In Milan (or as the Italians say, Milano) Italy some people have a mutation of high density lipoprotein (HDL) cholesterol called Apolipoprotein A-I Milano which is suspected of reducing the risk of heart and cardiovascular disease. In order to investigate whether Apo A-I Milano really does reduce risk of cardiovascular diseases researchers at Cedars-Sinai put human variations of HDL choelsterol into mice and then measured the resulting mice. While normal human HDL cholesterol reduced plaque build-up by 25% the Apo A-I Milano version of the gene reduces plaque build-up by 65%.
LOS ANGELES - Transfer of a gene that produces a mutant form of good cholesterol provides significantly better anti-plaque and anti-inflammation benefits than therapy using the "normal" HDL gene, according to a mouse study conducted by cardiology researchers at Cedars-Sinai Medical Center and reported in the Oct. 3 issue of the Journal of the American College of Cardiology.
Apolipoprotein A-I is a naturally occurring component of normal HDL (high-density lipoprotein), the "good" cholesterol that circulates in the blood stream. Apolipoprotein A-I Milano is a mutant form, which was originally found in a small number of individuals in Italy who appear to be protected from cholesterol-related heart disease. Researchers are studying the possibility of treating vascular inflammation and plaque buildup through the transfer of protective genes.
"There has been uncertainty and controversy about whether apo A-I Milano is a better form of HDL than the "wild type" (regular) apo A-I in terms of protective effect against atherosclerosis and vascular inflammation, which are tied together," said Prediman K. Shah, M.D., director of the Division of Cardiology and the Atherosclerosis Research Center at Cedars-Sinai.
"We used a unique approach to do a head-to-head comparison, which allowed us to conclusively ascertain the differences between the two genes. Our study demonstrated that A-I Milano gene transfer is much more effective in reducing plaque and vascular inflammation than the normal (wild type) form of apo A-I," said Shah, the article's senior author.
Compared to control, wild type apo A-I gene transfer led to about a 25 percent decrease in the amount of plaque buildup in the animals' aortas and other vessels. Apo A-I Milano gene transfer resulted in a 65 percent reduction. The amount of gene product (protein) produced by each gene was identical, measured in the blood and in the plaque.
A gene therapy that converted our livers to make Apo A-I Milano HDL cholesterol would likely reduce both inflammation and the rate of accumulation of damage from oxidation and plaque build-up in the circulatory system. My guess is such a treatment would reduce the amount of free radicals in the blood and therefore also reduce the rate of brain aging.

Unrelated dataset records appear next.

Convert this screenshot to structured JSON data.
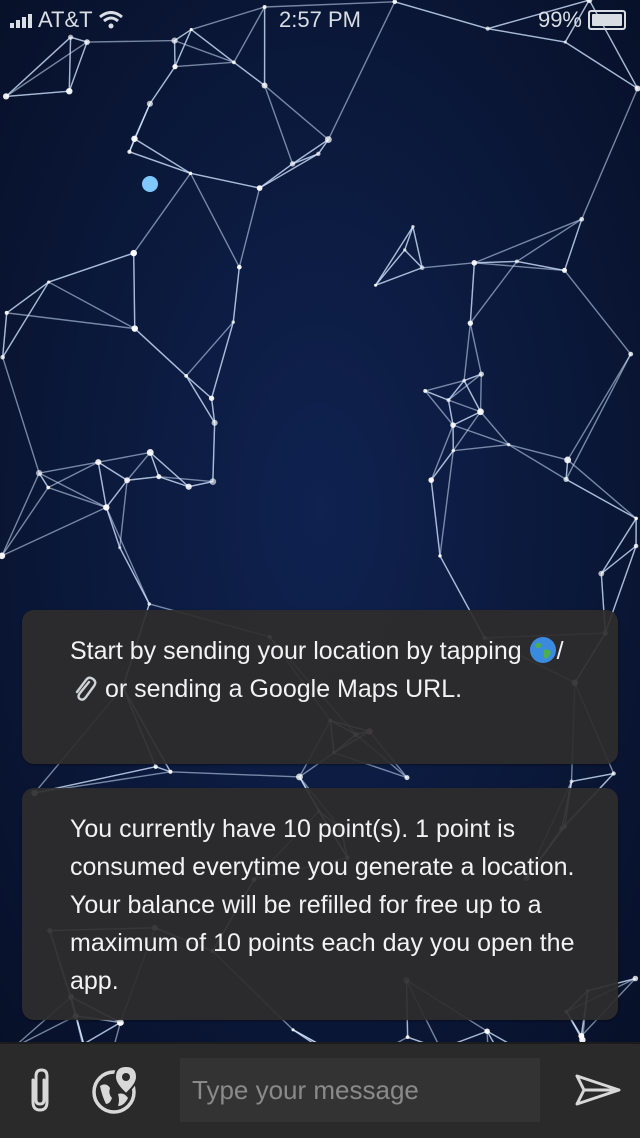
{
  "status_bar": {
    "carrier": "AT&T",
    "time": "2:57 PM",
    "battery": "99%",
    "battery_level": 0.99
  },
  "messages": [
    {
      "before_icons": "Start by sending your location by tapping ",
      "icon_1": "globe-emoji",
      "separator": "/",
      "icon_2": "paperclip-emoji",
      "after_icons": " or sending a Google Maps URL."
    },
    {
      "text": "You currently have 10 point(s). 1 point is consumed everytime you generate a location. Your balance will be refilled for free up to a maximum of 10 points each day you open the app."
    }
  ],
  "composer": {
    "attach_icon": "paperclip-icon",
    "location_icon": "globe-location-pin-icon",
    "placeholder": "Type your message",
    "value": "",
    "send_icon": "send-arrow-icon"
  },
  "colors": {
    "background": "#0b1633",
    "bubble": "#2e2c2c",
    "composer": "#2b2a2a",
    "text": "#f2f2f2"
  }
}
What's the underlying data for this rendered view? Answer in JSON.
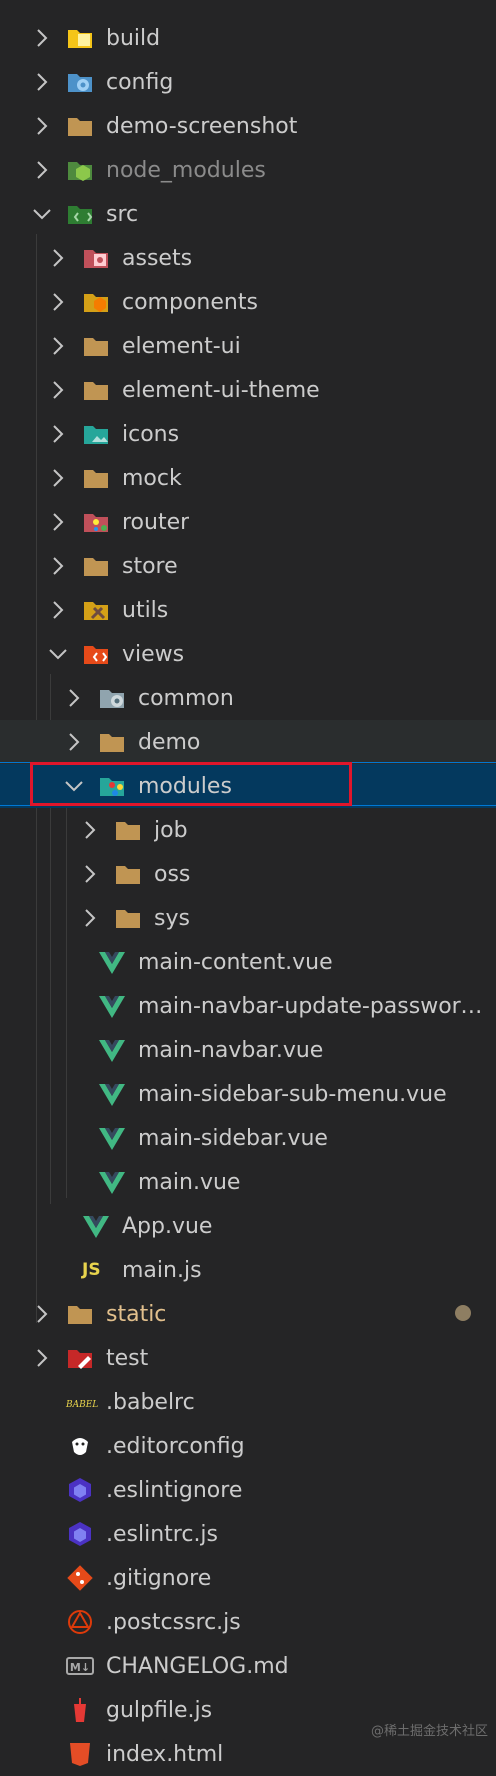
{
  "tree": [
    {
      "label": "build",
      "state": "collapsed",
      "icon": "folder-build-icon"
    },
    {
      "label": "config",
      "state": "collapsed",
      "icon": "folder-config-icon"
    },
    {
      "label": "demo-screenshot",
      "state": "collapsed",
      "icon": "folder-icon"
    },
    {
      "label": "node_modules",
      "state": "collapsed",
      "icon": "folder-node-icon",
      "dimmed": true
    },
    {
      "label": "src",
      "state": "expanded",
      "icon": "folder-src-icon"
    },
    {
      "label": "assets",
      "state": "collapsed",
      "icon": "folder-assets-icon"
    },
    {
      "label": "components",
      "state": "collapsed",
      "icon": "folder-components-icon"
    },
    {
      "label": "element-ui",
      "state": "collapsed",
      "icon": "folder-icon"
    },
    {
      "label": "element-ui-theme",
      "state": "collapsed",
      "icon": "folder-icon"
    },
    {
      "label": "icons",
      "state": "collapsed",
      "icon": "folder-images-icon"
    },
    {
      "label": "mock",
      "state": "collapsed",
      "icon": "folder-icon"
    },
    {
      "label": "router",
      "state": "collapsed",
      "icon": "folder-router-icon"
    },
    {
      "label": "store",
      "state": "collapsed",
      "icon": "folder-icon"
    },
    {
      "label": "utils",
      "state": "collapsed",
      "icon": "folder-utils-icon"
    },
    {
      "label": "views",
      "state": "expanded",
      "icon": "folder-views-icon"
    },
    {
      "label": "common",
      "state": "collapsed",
      "icon": "folder-common-icon"
    },
    {
      "label": "demo",
      "state": "collapsed",
      "icon": "folder-icon"
    },
    {
      "label": "modules",
      "state": "expanded",
      "icon": "folder-modules-icon",
      "selected": true
    },
    {
      "label": "job",
      "state": "collapsed",
      "icon": "folder-icon"
    },
    {
      "label": "oss",
      "state": "collapsed",
      "icon": "folder-icon"
    },
    {
      "label": "sys",
      "state": "collapsed",
      "icon": "folder-icon"
    },
    {
      "label": "main-content.vue",
      "state": "file",
      "icon": "vue-file-icon"
    },
    {
      "label": "main-navbar-update-password.vue",
      "state": "file",
      "icon": "vue-file-icon"
    },
    {
      "label": "main-navbar.vue",
      "state": "file",
      "icon": "vue-file-icon"
    },
    {
      "label": "main-sidebar-sub-menu.vue",
      "state": "file",
      "icon": "vue-file-icon"
    },
    {
      "label": "main-sidebar.vue",
      "state": "file",
      "icon": "vue-file-icon"
    },
    {
      "label": "main.vue",
      "state": "file",
      "icon": "vue-file-icon"
    },
    {
      "label": "App.vue",
      "state": "file",
      "icon": "vue-file-icon"
    },
    {
      "label": "main.js",
      "state": "file",
      "icon": "js-file-icon",
      "icon_text": "JS"
    },
    {
      "label": "static",
      "state": "collapsed",
      "icon": "folder-icon",
      "modified": true
    },
    {
      "label": "test",
      "state": "collapsed",
      "icon": "folder-test-icon"
    },
    {
      "label": ".babelrc",
      "state": "file",
      "icon": "babel-file-icon",
      "icon_text": "BABEL"
    },
    {
      "label": ".editorconfig",
      "state": "file",
      "icon": "editorconfig-file-icon"
    },
    {
      "label": ".eslintignore",
      "state": "file",
      "icon": "eslint-file-icon"
    },
    {
      "label": ".eslintrc.js",
      "state": "file",
      "icon": "eslint-file-icon"
    },
    {
      "label": ".gitignore",
      "state": "file",
      "icon": "git-file-icon"
    },
    {
      "label": ".postcssrc.js",
      "state": "file",
      "icon": "postcss-file-icon"
    },
    {
      "label": "CHANGELOG.md",
      "state": "file",
      "icon": "markdown-file-icon",
      "icon_text": "M↓"
    },
    {
      "label": "gulpfile.js",
      "state": "file",
      "icon": "gulp-file-icon"
    },
    {
      "label": "index.html",
      "state": "file",
      "icon": "html-file-icon"
    }
  ],
  "watermark": "@稀土掘金技术社区",
  "colors": {
    "background": "#252526",
    "text": "#cccccc",
    "selected_row": "#04395e",
    "highlight_box": "#e0162b",
    "vue_green": "#41b883",
    "folder": "#c09553",
    "modified_text": "#e2c08d"
  }
}
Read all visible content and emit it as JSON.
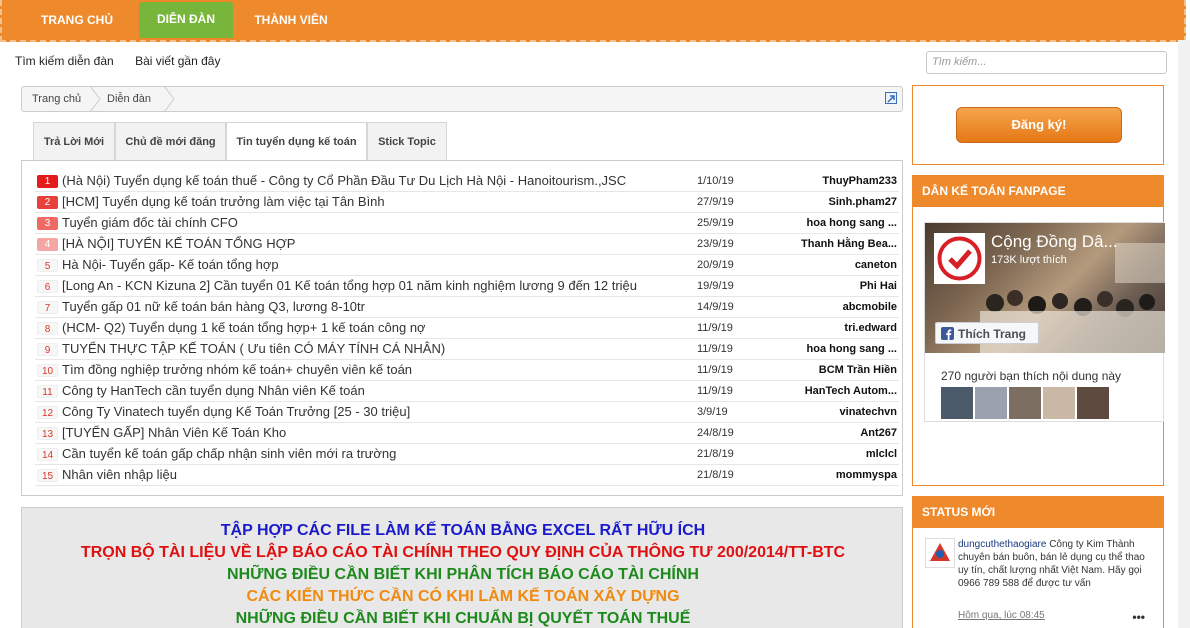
{
  "nav": {
    "tabs": [
      {
        "label": "TRANG CHỦ",
        "active": false
      },
      {
        "label": "DIỄN ĐÀN",
        "active": true
      },
      {
        "label": "THÀNH VIÊN",
        "active": false
      }
    ],
    "accent": "#ee8a2b",
    "active_color": "#78b53b"
  },
  "subnav": {
    "search_forum": "Tìm kiếm diễn đàn",
    "recent_posts": "Bài viết gần đây"
  },
  "search": {
    "placeholder": "Tìm kiếm..."
  },
  "breadcrumb": {
    "items": [
      "Trang chủ",
      "Diễn đàn"
    ]
  },
  "forum_tabs": [
    {
      "label": "Trả Lời Mới",
      "active": false
    },
    {
      "label": "Chủ đề mới đăng",
      "active": false
    },
    {
      "label": "Tin tuyển dụng kế toán",
      "active": true
    },
    {
      "label": "Stick Topic",
      "active": false
    }
  ],
  "threads": [
    {
      "n": "1",
      "title": "(Hà Nội) Tuyển dụng kế toán thuế - Công ty Cổ Phần Đầu Tư Du Lịch Hà Nội - Hanoitourism.,JSC",
      "date": "1/10/19",
      "user": "ThuyPham233"
    },
    {
      "n": "2",
      "title": "[HCM] Tuyển dụng kế toán trưởng làm việc tại Tân Bình",
      "date": "27/9/19",
      "user": "Sinh.pham27"
    },
    {
      "n": "3",
      "title": "Tuyển giám đốc tài chính CFO",
      "date": "25/9/19",
      "user": "hoa hong sang ..."
    },
    {
      "n": "4",
      "title": "[HÀ NỘI] TUYỂN KẾ TOÁN TỔNG HỢP",
      "date": "23/9/19",
      "user": "Thanh Hằng Bea..."
    },
    {
      "n": "5",
      "title": "Hà Nội- Tuyển gấp- Kế toán tổng hợp",
      "date": "20/9/19",
      "user": "caneton"
    },
    {
      "n": "6",
      "title": "[Long An - KCN Kizuna 2] Cần tuyển 01 Kế toán tổng hợp 01 năm kinh nghiệm lương 9 đến 12 triệu",
      "date": "19/9/19",
      "user": "Phi Hai"
    },
    {
      "n": "7",
      "title": "Tuyển gấp 01 nữ kế toán bán hàng Q3, lương 8-10tr",
      "date": "14/9/19",
      "user": "abcmobile"
    },
    {
      "n": "8",
      "title": "(HCM- Q2) Tuyển dụng 1 kế toán tổng hợp+ 1 kế toán công nợ",
      "date": "11/9/19",
      "user": "tri.edward"
    },
    {
      "n": "9",
      "title": "TUYỂN THỰC TẬP KẾ TOÁN ( Ưu tiên CÓ MÁY TÍNH CÁ NHÂN)",
      "date": "11/9/19",
      "user": "hoa hong sang ..."
    },
    {
      "n": "10",
      "title": "Tìm đồng nghiệp trưởng nhóm kế toán+ chuyên viên kế toán",
      "date": "11/9/19",
      "user": "BCM Trần Hiền"
    },
    {
      "n": "11",
      "title": "Công ty HanTech cần tuyển dụng Nhân viên Kế toán",
      "date": "11/9/19",
      "user": "HanTech Autom..."
    },
    {
      "n": "12",
      "title": "Công Ty Vinatech tuyển dụng Kế Toán Trưởng [25 - 30 triệu]",
      "date": "3/9/19",
      "user": "vinatechvn"
    },
    {
      "n": "13",
      "title": "[TUYỂN GẤP] Nhân Viên Kế Toán Kho",
      "date": "24/8/19",
      "user": "Ant267"
    },
    {
      "n": "14",
      "title": "Cần tuyển kế toán gấp chấp nhận sinh viên mới ra trường",
      "date": "21/8/19",
      "user": "mlclcl"
    },
    {
      "n": "15",
      "title": "Nhân viên nhập liệu",
      "date": "21/8/19",
      "user": "mommyspa"
    }
  ],
  "rank_colors": [
    "#e31b1b",
    "#e8403b",
    "#ef6a64",
    "#f3a6a2"
  ],
  "promo": {
    "lines": [
      {
        "text": "TẬP HỢP CÁC FILE LÀM KẾ TOÁN BẰNG EXCEL RẤT HỮU ÍCH",
        "color": "#1a1acc"
      },
      {
        "text": "TRỌN BỘ TÀI LIỆU VỀ LẬP BÁO CÁO TÀI CHÍNH THEO QUY ĐỊNH CỦA THÔNG TƯ 200/2014/TT-BTC",
        "color": "#e01010"
      },
      {
        "text": "NHỮNG ĐIỀU CẦN BIẾT KHI PHÂN TÍCH BÁO CÁO TÀI CHÍNH",
        "color": "#1e8a1e"
      },
      {
        "text": "CÁC KIẾN THỨC CẦN CÓ KHI LÀM KẾ TOÁN XÂY DỰNG",
        "color": "#f08a10"
      },
      {
        "text": "NHỮNG ĐIỀU CẦN BIẾT KHI CHUẨN BỊ QUYẾT TOÁN THUẾ",
        "color": "#1e8a1e"
      }
    ]
  },
  "sidebar": {
    "register_label": "Đăng ký!",
    "fanpage_heading": "DÂN KẾ TOÁN FANPAGE",
    "fb": {
      "page_name": "Cộng Đồng Dâ...",
      "likes": "173K lượt thích",
      "like_button": "Thích Trang",
      "friends_text": "270 người bạn thích nội dung này"
    },
    "status_heading": "STATUS MỚI",
    "status": {
      "user": "dungcuthethaogiare",
      "text": "Công ty Kim Thành chuyên bán buôn, bán lẻ dụng cụ thể thao uy tín, chất lượng nhất Việt Nam. Hãy gọi 0966 789 588 để được tư vấn",
      "time": "Hôm qua, lúc 08:45",
      "more": "•••"
    }
  }
}
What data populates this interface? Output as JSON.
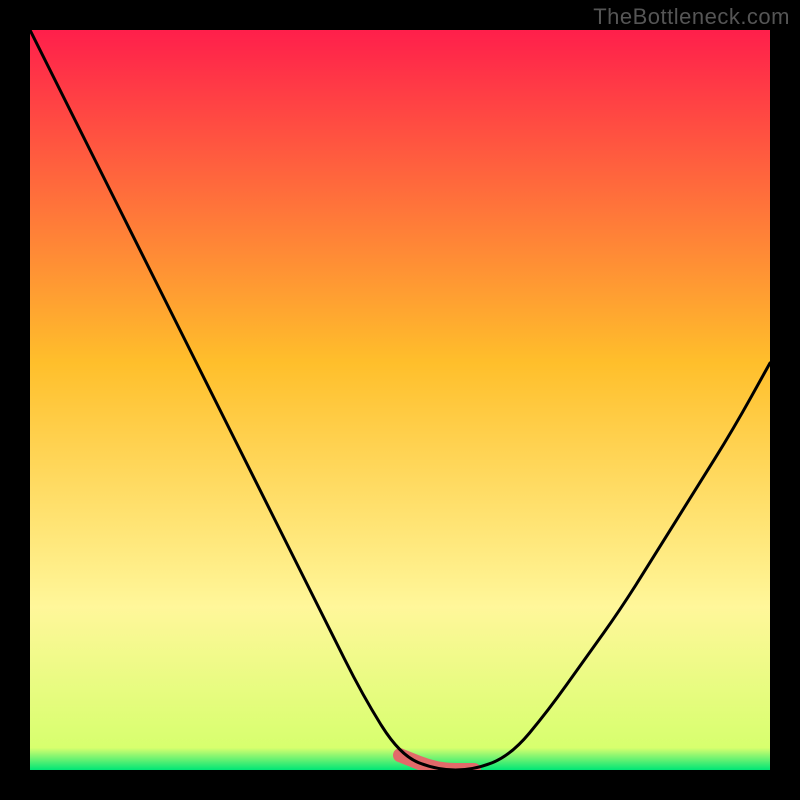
{
  "watermark": "TheBottleneck.com",
  "chart_data": {
    "type": "line",
    "title": "",
    "xlabel": "",
    "ylabel": "",
    "x": [
      0.0,
      0.05,
      0.1,
      0.15,
      0.2,
      0.25,
      0.3,
      0.35,
      0.4,
      0.45,
      0.5,
      0.55,
      0.6,
      0.65,
      0.7,
      0.75,
      0.8,
      0.85,
      0.9,
      0.95,
      1.0
    ],
    "values": [
      1.0,
      0.9,
      0.8,
      0.7,
      0.6,
      0.5,
      0.4,
      0.3,
      0.2,
      0.1,
      0.02,
      0.0,
      0.0,
      0.02,
      0.08,
      0.15,
      0.22,
      0.3,
      0.38,
      0.46,
      0.55
    ],
    "xlim": [
      0,
      1
    ],
    "ylim": [
      0,
      1
    ],
    "highlight_range_x": [
      0.48,
      0.64
    ],
    "colors": {
      "curve": "#000000",
      "highlight": "#e26a6a",
      "gradient_top": "#ff1f4b",
      "gradient_mid": "#ffbf2b",
      "gradient_low": "#fff79a",
      "gradient_bottom": "#00e676"
    }
  }
}
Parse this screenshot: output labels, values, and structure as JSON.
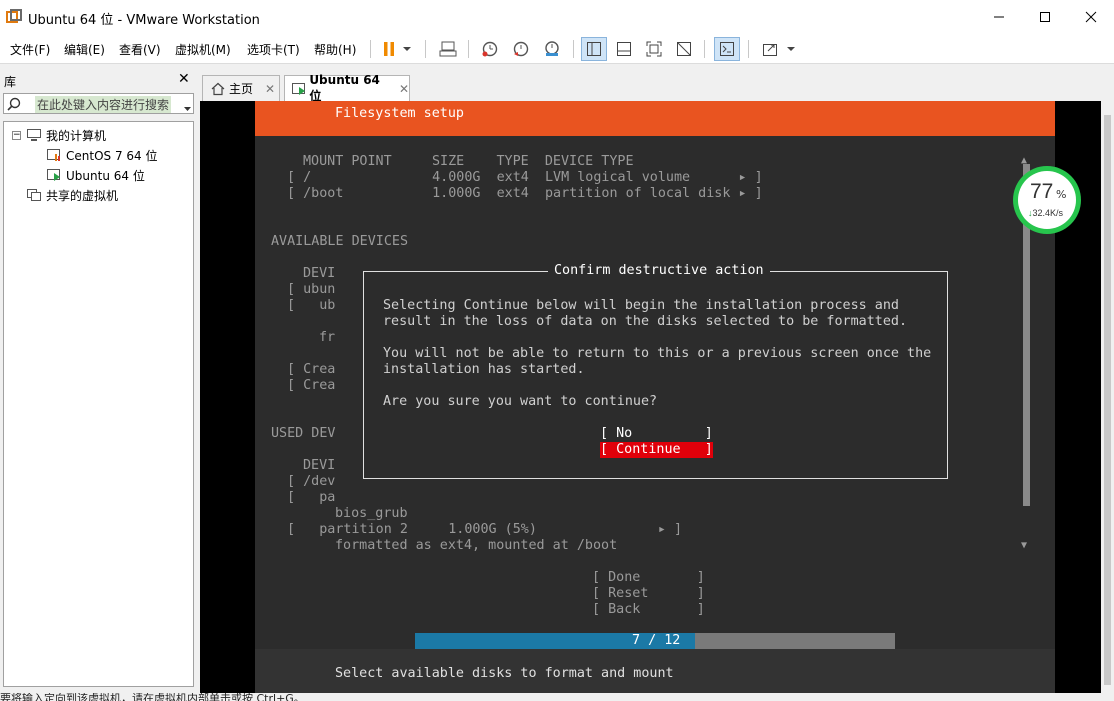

Drugs that raise the concentration of HDL cholesterol will hit the market many years before a gene therapy that converts our bodies to make Apo A-I Milano HDL. We might also see clinical use of intravenous administration of Apo A-I Milano HDL as a way to get a bigger and quicker benefit, especially for those suffering angina. Also see my post Synthetic HDL Cholesterol Reduces Artery Clogging In 6 Weeks.
|Share |||Randall Parker, 2006 September 28 11:23 PM Biotech Cardiovascular|